NowThis, a trendy news outlet similar to BuzzFeed that is popular with millennials, tweeted a PSA video which has quickly become the rallying cry for young voters for the midterm elections.
Its aim is to persuade young people to vote. It uses reverse psychology to do so. But it does so by portraying older, baby boom voters, who do vote reliably, as motivated purely by selfishness. In the video, older voters say things like, "Tax cuts for the rich? Hell yes, I'm rich as [bleep]."
The most distasteful part of this video is when a woman mocks the activism following the Parkland shooting. One "boomer" says, “Sure, school shootings are sad,” as another chimes in, “But I haven’t been in a school for 50 years.”
The video vilifies older voters, caricatures serious political issues, and plays to the notion that only younger voters are affected by these tragedies such as school shootings, as if victims did not have any baby boomers in their family.

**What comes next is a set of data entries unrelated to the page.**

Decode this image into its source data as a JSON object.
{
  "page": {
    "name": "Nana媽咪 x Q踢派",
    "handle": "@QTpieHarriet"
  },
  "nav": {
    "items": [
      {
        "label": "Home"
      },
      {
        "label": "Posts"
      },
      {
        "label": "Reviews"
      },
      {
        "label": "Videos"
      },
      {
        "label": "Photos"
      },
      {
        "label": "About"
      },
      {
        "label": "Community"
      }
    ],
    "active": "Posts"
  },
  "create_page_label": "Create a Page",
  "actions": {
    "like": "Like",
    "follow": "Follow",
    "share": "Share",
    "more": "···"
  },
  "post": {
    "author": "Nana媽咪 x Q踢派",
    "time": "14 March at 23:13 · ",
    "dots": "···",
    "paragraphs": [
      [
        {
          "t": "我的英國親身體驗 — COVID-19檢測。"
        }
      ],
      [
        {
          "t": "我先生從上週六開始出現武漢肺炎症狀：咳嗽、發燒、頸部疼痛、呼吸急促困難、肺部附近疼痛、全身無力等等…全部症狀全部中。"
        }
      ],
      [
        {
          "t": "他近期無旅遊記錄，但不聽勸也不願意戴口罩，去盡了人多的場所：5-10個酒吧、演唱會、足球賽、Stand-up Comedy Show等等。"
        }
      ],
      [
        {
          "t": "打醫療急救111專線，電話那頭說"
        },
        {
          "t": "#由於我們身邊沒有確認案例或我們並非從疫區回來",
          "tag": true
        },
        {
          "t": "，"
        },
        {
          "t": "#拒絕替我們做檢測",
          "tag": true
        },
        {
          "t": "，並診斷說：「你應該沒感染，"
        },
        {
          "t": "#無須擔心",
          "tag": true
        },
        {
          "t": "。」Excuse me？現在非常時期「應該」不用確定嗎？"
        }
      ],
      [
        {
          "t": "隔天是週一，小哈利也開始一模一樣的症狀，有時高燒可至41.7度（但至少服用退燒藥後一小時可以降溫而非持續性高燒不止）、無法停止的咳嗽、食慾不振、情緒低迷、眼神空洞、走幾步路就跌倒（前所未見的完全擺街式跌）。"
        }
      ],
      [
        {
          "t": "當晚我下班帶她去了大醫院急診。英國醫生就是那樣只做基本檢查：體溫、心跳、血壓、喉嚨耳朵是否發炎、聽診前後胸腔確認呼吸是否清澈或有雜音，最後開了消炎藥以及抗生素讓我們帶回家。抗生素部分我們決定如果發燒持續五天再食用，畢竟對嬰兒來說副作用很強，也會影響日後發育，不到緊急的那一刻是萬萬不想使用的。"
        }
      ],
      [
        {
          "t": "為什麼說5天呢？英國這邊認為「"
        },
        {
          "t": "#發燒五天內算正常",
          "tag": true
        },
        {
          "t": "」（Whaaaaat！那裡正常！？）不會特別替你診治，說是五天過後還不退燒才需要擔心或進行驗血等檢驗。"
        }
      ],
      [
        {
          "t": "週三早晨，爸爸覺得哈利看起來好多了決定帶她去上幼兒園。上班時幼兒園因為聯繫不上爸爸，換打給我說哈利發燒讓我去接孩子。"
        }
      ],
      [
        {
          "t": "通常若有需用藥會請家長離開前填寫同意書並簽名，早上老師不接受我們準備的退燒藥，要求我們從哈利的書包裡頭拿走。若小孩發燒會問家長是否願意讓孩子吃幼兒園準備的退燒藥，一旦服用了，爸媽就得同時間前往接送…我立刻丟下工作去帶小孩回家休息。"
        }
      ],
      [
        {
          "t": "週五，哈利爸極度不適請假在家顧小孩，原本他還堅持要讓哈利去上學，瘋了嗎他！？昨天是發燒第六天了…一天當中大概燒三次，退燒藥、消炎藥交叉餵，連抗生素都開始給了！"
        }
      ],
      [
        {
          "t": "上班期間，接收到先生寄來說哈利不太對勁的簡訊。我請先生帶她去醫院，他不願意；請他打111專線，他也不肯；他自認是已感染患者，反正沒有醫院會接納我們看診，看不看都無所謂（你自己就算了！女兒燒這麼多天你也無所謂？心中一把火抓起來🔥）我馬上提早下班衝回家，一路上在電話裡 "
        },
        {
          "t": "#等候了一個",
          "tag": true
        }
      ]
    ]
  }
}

This video is a hyper-partisan effort at pitting generations against each other. This PSA took a dark turn when it relied too heavily on identity politics and demonizing people who hold conservative political views.